From as far afield as Rotterdam in the Netherlands, to sports pubs across Europe and London, millions of Sharks fans roared their delight as the Durban outfit romped to victory against the Lions and into a home final in the Absa Currie Cup.
They take on the Blue Bulls who beat the Free State Cheetahs 31-19 in the second semi-final in Pretoria last night. “We’ve got a home final. Go Sharkies, go!” bellowed Harmen Lienjse down a phone line from Rotterdam. He and his 12-year-old son, Johan, were kitted out in Sharks gear bought during their first visit toSouth Africa last year.
Fred Kockott writes for the IOL that the Sharks were just too good for the Lions as they cruised to a 29-14 victory in the first of yesterday’s Absa Currie Cup semi-finals, at Durban’s Absa Stadium.
To the delight of the fans, No 8 Ryan Kankowski sprinted 40m to land the first try in the 14th minute. Soon after, Freddie Michalak dotted down a second, beautifully orchestrated try.

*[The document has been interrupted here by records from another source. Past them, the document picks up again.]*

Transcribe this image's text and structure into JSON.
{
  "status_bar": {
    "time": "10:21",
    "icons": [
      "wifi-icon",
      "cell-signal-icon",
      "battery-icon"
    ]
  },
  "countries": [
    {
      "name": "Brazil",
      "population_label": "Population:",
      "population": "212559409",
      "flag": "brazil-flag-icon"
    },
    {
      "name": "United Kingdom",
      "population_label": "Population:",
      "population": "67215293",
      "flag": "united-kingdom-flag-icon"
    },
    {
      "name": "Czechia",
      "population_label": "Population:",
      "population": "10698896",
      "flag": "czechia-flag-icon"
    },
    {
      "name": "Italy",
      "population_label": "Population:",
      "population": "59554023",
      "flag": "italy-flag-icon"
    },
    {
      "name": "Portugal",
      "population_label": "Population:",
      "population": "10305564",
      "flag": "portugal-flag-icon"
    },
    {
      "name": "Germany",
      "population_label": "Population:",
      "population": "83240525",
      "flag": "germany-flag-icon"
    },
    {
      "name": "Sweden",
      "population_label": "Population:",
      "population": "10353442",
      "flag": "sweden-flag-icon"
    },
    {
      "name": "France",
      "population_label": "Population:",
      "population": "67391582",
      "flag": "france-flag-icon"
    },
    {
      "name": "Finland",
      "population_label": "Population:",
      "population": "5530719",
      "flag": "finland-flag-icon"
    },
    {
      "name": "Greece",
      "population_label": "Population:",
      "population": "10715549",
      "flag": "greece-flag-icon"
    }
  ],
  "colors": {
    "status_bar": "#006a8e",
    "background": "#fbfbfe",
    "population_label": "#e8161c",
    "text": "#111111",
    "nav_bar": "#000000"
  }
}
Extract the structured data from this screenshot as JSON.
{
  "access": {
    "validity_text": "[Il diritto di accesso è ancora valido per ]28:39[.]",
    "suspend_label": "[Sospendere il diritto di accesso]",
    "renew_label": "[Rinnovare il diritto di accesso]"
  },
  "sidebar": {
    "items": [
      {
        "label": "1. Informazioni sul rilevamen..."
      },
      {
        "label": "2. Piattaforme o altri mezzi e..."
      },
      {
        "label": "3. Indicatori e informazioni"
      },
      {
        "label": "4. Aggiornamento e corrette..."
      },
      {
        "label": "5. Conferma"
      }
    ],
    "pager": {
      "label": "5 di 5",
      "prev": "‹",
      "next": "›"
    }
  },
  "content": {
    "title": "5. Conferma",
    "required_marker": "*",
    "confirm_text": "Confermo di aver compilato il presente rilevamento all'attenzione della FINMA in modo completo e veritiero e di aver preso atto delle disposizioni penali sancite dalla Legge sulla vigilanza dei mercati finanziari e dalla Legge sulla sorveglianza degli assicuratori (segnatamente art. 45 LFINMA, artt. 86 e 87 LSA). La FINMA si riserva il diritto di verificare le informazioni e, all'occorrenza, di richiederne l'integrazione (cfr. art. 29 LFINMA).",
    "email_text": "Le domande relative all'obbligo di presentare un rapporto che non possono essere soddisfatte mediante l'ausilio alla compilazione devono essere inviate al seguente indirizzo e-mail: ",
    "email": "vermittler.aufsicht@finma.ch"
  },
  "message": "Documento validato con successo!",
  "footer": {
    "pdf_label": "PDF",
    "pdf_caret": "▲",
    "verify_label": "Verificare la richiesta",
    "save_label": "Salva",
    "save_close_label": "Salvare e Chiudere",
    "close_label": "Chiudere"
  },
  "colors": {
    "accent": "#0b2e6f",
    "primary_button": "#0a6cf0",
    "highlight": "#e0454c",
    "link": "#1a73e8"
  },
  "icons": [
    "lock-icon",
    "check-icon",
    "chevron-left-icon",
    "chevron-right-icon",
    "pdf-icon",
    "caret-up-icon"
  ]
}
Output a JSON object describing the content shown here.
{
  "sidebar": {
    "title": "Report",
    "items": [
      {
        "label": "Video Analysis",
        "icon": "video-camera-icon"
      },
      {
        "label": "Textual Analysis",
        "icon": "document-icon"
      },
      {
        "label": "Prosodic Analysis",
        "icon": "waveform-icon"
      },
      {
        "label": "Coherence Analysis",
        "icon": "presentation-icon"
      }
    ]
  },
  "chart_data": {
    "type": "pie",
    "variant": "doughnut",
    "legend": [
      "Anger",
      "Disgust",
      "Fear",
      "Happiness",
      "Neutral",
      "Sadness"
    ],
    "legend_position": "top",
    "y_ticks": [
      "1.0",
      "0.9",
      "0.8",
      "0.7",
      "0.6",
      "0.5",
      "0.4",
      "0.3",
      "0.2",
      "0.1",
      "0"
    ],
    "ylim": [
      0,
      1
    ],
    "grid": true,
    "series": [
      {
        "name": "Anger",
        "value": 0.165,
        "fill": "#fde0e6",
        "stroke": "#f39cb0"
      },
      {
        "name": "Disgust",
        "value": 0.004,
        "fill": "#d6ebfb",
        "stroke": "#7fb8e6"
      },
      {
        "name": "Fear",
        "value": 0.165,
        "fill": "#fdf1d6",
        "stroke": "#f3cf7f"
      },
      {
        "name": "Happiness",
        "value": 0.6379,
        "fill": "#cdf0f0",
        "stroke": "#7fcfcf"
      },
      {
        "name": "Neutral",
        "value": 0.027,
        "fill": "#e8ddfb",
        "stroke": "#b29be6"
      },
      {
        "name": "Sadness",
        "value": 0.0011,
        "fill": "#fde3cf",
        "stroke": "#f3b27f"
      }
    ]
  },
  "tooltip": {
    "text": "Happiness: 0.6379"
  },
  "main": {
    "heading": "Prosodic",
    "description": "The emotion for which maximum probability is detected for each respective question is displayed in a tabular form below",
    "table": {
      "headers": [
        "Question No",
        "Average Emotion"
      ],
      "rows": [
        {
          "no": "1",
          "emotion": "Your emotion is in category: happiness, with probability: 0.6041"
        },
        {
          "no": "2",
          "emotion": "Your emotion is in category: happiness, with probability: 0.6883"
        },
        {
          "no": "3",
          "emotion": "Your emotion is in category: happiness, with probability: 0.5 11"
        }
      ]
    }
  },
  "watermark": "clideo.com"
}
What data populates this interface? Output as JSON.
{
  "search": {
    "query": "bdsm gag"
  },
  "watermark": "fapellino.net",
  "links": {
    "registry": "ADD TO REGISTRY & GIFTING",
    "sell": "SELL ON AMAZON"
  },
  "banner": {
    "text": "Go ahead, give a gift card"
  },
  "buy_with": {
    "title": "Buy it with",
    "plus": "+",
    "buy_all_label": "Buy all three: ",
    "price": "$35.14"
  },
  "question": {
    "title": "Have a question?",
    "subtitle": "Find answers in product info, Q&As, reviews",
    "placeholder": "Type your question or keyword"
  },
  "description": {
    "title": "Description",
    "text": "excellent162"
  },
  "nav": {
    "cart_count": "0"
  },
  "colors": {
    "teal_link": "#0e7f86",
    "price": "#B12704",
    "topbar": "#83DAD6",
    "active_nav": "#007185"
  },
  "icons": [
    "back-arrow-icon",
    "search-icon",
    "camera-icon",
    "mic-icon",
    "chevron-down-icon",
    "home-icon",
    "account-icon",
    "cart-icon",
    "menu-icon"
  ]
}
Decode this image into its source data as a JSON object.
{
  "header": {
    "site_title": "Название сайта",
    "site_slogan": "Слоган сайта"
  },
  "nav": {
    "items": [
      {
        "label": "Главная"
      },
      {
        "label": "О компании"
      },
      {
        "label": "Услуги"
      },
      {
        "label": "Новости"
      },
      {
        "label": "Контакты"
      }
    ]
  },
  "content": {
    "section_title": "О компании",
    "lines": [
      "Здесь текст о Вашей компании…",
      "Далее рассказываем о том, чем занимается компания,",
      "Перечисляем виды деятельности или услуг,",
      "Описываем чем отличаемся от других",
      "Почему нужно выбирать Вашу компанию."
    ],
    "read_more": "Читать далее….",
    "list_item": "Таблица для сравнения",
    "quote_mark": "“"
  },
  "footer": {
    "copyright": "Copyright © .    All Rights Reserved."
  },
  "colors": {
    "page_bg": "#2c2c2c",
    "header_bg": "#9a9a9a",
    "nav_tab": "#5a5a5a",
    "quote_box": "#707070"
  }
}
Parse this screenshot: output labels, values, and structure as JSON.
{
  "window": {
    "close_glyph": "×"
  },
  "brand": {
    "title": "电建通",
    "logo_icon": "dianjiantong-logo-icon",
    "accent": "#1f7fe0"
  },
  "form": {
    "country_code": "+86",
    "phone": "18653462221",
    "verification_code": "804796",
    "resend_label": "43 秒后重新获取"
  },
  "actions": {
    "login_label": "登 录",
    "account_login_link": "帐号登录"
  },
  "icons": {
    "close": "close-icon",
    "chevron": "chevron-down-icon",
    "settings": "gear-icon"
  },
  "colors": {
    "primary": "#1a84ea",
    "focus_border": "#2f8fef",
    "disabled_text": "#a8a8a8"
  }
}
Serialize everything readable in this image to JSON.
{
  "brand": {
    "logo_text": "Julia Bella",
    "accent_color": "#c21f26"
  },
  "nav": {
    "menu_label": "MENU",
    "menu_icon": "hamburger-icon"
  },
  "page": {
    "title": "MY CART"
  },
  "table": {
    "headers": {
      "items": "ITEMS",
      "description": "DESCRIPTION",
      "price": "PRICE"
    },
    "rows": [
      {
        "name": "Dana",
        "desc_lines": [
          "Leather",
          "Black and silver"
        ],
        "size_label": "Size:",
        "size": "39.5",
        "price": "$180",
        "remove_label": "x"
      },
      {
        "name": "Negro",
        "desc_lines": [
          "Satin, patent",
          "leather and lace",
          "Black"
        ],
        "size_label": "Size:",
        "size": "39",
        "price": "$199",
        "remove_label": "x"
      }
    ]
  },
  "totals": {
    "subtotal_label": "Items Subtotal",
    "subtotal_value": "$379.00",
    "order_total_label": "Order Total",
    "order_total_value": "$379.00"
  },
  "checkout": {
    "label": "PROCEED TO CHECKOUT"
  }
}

Lions centre Doppies la Grange scored for the visitors, but by halftime the Sharks led 26-7. In the second half the Lions launched wave after wave of attack, but the Sharks were strong in defence, with the Lions scoring a late consolation try by centre Jacque Fourie in the final minute. Durban is now set to rock in the build-up to the final showdown with the Blue Bulls on October 25. Benefits to the city are expected to top R150-million – about R50-million to R80-million of it direct spending by about 20 000 visitors.
Spin-offs Durban city manager Mike Sutcliffe said besides stadium ticket sales and direct spending, “each visitor spending R1 000 to R1 500 a day over two to three days”, and marketing spin-offs the final in Durban would be “worth at least another R40 or so million”.
“The Sharks are truly incredible for the city, this province and the country. They are known throughout the world, and now in KwaZulu- Natal we not only have the Big Five (elephant, rhino, lion, buffalo, leopard) but the Big Six, with Sharks No 1,” said Sutcliffe.
After Kankowski’s amazing athleticism saw him score the first try, the match was, as SuperSport commentators said “like Jeppe Street – one way traffic.”
“When the game flowed it was really good,” said Sharks coach John Plumtree. “I was also really pleased with our defence, and the 24 points we had at half time.”
Above the field, the Coyote Suite was abuzz as all-night partying began with manager Steve Haag punting the sale of Coyote suite tickets for the final, prices starting at R800 a person.
“Tickets go on sale (on Monday) 9am and should be sold out by 9.15am,” said Haag. Total ticket sales at the stadium are expected to rake in R12-million.
Cracking open a bottle of “Raggie Red”, Midlands wine maker, Tiny van Niekerk, said besides full bookings at the city’s best B&Bs, guest houses and hotels, big booze sales were expected, alongside extensive marketing of Sharks paraphernalia and his new edition of Sharks red wine, recently blended by the team’s captain, Johan Muller.
Director of operations at Hilton Hotel, Angela Rittig, was upbeat and “feeling good”, not only about the expected increase in revenue and occupancy for Durban hotels, but also “a highly-motivated KZN community and positive vibe” around the final showdown.
Pubs and restaurants are expecting to do a roaring trade over the weekend of the final, and liquor outlets are banking on bigger sales in the run-up to the event. Besides the boost to allied industries, spin-offs extend to smaller retailers and entrepreneurs, from biltong producers and butcheries to informal traders cashing in on the sale of Sharks and Blue Bulls paraphernalia,
caps and flags.
Major airlines expect the Johannesburg- to-Durban flights to be fully booked over the final weekend. Virginia airport manager, Glen Bryce, expected at least 40 to 45 private and chartered airplanes would fly in and out over the weekend of the final.
“Besides private aircraft, mostly belonging to farmers, six local charter companies are likely to get very busy with bookings from corporates,” said Bryce.
“They always make a whole weekend of it, staying at local B&Bs, partying all night of the game, and hiring cars and taxis to get about the place. It all has huge spin-offs for local business.”
And given the Sharks’ growing popularity abroad, the party spirit is likely to be felt beyond our shores. Indeed, in a pub in the centre of Rotterdam, Lienjse regaled others about his visit to South Africa last year.
The highlight for Lienjse and his son was not a trip to a game park, but entering the hallowed Absa Stadium grounds to touch the grass of “the home of the Sharks”.
Unlike a day earlier this year, when Lienjse watched a Tri-Nations game sporting a green and gold jersey, changing hours later into a Sharks jersey – only to witness both teams lose badly, it was celebrations
in his local pub yesterday from the moment of Kankowski’s touchdown.
“The South Africans here are mostly Durbanites. There’s Craig Collinge from Durban, also Bluff skollie, Armand Burgraaf, and Peter de Jaager and family. They all reckon the Sharks are going to bring the cup home,” said Lienjse.Tweet